Date on Master's Thesis/Doctoral Dissertation


Document Type

Doctoral Dissertation

Degree Name

Ph. D.


Social Work

Committee Chair

Faul, Anna

Author's Keywords

HIV; Older adults


AIDS (Disease) in old age; Older people--Health and hygiene; Older people--Conduct of life


Over the past thirty years, HIV has become a worldwide epidemic. Given the surge in the rate of sexually transmitted diseases including HIV, this sheds light as a new worry for sexually active older adults, raising questions about risk behaviors among this group. The issues facing older adults are three-fold in that they are 1) not identifying themselves as being at risk; 2) not identifying risk behaviors; and 3) are not largely being identified in the public realm as participating in risk behaviors. For these reasons, understanding both environmental and individual factors and their unique influences on HIV risk behaviors among older adults is very important. A study was undertaken to develop an understanding of the environmental and individual population factors that predict HIV risk behaviors among older adults using population- based data from the Behavioral Risk Factor Surveillance System and eight state level data sources, guided by Andersen's Behavioral Model of Health Utilization (2007). The model investigated the predictive ability of social and environmental factors in addition to individual factors on HIV risk behaviors.
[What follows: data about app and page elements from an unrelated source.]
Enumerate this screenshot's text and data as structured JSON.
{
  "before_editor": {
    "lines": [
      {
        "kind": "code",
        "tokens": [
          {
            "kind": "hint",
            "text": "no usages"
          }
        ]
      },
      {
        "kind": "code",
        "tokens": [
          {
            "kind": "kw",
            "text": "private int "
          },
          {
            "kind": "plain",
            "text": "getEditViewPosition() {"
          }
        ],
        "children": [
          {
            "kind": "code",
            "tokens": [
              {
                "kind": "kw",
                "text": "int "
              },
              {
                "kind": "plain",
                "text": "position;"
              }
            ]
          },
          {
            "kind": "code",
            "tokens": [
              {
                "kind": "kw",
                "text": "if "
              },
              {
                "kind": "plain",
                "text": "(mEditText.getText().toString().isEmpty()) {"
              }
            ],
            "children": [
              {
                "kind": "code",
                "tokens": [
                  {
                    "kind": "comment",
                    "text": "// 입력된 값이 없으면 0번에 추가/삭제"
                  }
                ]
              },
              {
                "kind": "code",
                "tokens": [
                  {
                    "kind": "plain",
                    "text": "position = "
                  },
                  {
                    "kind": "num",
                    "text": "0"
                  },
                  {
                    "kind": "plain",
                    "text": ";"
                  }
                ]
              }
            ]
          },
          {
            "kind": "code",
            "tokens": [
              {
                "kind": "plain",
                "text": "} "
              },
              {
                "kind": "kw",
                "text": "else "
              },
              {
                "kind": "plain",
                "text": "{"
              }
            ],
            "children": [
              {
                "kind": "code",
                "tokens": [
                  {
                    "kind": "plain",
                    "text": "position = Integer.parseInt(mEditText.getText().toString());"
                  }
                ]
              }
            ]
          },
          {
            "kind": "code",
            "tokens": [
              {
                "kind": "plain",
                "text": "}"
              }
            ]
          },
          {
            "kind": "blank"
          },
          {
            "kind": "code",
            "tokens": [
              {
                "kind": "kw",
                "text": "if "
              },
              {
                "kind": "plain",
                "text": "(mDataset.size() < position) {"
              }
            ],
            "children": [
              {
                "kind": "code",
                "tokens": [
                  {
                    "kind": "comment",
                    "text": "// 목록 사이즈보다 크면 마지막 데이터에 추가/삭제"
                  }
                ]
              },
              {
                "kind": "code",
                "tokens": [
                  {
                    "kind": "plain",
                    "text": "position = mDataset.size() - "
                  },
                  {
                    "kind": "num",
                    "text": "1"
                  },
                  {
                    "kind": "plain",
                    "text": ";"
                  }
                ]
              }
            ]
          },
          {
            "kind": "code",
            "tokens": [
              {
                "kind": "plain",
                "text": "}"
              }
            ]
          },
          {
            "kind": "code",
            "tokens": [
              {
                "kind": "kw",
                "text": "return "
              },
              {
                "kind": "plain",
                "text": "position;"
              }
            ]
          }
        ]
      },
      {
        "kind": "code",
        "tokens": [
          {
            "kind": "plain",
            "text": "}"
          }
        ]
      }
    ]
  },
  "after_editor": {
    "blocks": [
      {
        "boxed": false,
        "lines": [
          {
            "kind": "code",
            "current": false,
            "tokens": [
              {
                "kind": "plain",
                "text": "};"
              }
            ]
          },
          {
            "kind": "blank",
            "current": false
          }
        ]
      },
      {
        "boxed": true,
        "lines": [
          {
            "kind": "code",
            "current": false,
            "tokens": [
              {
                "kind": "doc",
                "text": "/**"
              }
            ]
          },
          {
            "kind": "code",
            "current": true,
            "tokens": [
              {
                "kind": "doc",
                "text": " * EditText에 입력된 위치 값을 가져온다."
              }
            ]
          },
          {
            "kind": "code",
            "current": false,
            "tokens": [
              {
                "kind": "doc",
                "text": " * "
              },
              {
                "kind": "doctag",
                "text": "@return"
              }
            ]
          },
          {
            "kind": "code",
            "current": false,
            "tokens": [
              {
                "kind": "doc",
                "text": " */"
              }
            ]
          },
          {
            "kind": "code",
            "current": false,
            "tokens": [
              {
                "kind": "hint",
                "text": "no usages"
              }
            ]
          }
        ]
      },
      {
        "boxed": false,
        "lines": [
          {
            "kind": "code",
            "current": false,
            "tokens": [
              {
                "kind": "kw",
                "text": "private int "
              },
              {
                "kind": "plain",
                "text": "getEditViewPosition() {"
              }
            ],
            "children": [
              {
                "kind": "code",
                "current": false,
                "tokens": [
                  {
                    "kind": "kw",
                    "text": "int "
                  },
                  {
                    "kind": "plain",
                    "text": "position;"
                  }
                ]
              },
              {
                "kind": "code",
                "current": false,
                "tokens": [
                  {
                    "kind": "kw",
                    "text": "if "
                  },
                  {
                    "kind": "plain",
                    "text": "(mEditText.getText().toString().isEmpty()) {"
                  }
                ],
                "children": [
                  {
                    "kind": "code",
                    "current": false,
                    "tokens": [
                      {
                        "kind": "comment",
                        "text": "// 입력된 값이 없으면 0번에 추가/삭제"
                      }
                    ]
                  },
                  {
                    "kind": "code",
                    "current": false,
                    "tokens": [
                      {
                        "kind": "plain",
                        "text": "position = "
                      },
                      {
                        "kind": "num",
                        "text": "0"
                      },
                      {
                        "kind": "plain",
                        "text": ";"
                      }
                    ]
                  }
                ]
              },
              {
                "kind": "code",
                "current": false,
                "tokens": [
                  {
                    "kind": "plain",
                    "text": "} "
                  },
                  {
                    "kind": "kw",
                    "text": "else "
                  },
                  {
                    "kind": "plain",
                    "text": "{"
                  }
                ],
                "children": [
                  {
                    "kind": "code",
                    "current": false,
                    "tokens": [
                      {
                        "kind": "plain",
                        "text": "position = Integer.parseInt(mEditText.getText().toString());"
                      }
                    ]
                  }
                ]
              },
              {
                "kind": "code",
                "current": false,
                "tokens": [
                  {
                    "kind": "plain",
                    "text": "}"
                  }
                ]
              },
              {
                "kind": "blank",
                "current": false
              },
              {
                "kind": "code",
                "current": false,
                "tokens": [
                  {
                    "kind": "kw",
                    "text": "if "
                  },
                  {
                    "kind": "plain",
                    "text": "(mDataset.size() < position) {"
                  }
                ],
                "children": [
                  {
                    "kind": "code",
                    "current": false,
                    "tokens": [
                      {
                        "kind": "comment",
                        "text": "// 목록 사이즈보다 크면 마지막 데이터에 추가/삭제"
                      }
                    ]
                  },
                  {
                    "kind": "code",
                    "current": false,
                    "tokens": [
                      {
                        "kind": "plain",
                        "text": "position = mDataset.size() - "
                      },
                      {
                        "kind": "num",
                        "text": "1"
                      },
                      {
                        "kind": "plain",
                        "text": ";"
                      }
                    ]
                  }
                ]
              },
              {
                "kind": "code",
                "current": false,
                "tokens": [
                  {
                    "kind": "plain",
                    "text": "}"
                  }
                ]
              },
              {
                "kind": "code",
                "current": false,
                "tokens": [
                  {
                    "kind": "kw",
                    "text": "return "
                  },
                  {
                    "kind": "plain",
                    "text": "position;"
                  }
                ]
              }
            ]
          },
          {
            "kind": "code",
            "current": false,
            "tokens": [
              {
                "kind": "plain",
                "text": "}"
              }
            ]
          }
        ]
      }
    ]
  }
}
Methods: The research design for the study was a multilevel repeated cross-sectional design with a three level nested structure. The software package MLwiN was used to conduct the multilevel analysis using the Deviance Information Criterion (DIC) analytical method to assess the fit of models with Markov chain Monte Carlo (MCMC) estimation. Using a nationally representative sample of 23,950 individuals from 2008 to 2011, nested in 51 states, the trend study allowed for an understanding of the state and individual-level factors that predict participating in HIV risk behaviors. Results: In each step, the model fit improved the DIC statistic. Overall, the results indicated that there were differences between states and their levels of HIV risk behaviors. While HIV risk behaviors decreased from 2008 to 2011, there was significant variation between and within states in the probability of individual HIV risk behaviors. States that had a higher percentage white females, a higher percentage of persons uninsured, a higher percentage of whites with AIDS, a lower percentage of Asians with AIDS, and a lower percentage of Other races with AIDS had a higher probability of individuals participating in HIV risk behaviors. All of the individual predictors of HIV risk behaviors were statistically significant. Conclusion: With the increase in older adults living with HIV or becoming diagnosed or infected later in life, it is paramount that HIV risk behaviors are examined in this population. Results indicated that states that had more white females, more people who are uninsured, and whites, Asians, and other races living with AIDS were environments that had higher levels of HIV risk behaviors. Recommendations for future research are made, with education, policy, and practice implications discussed.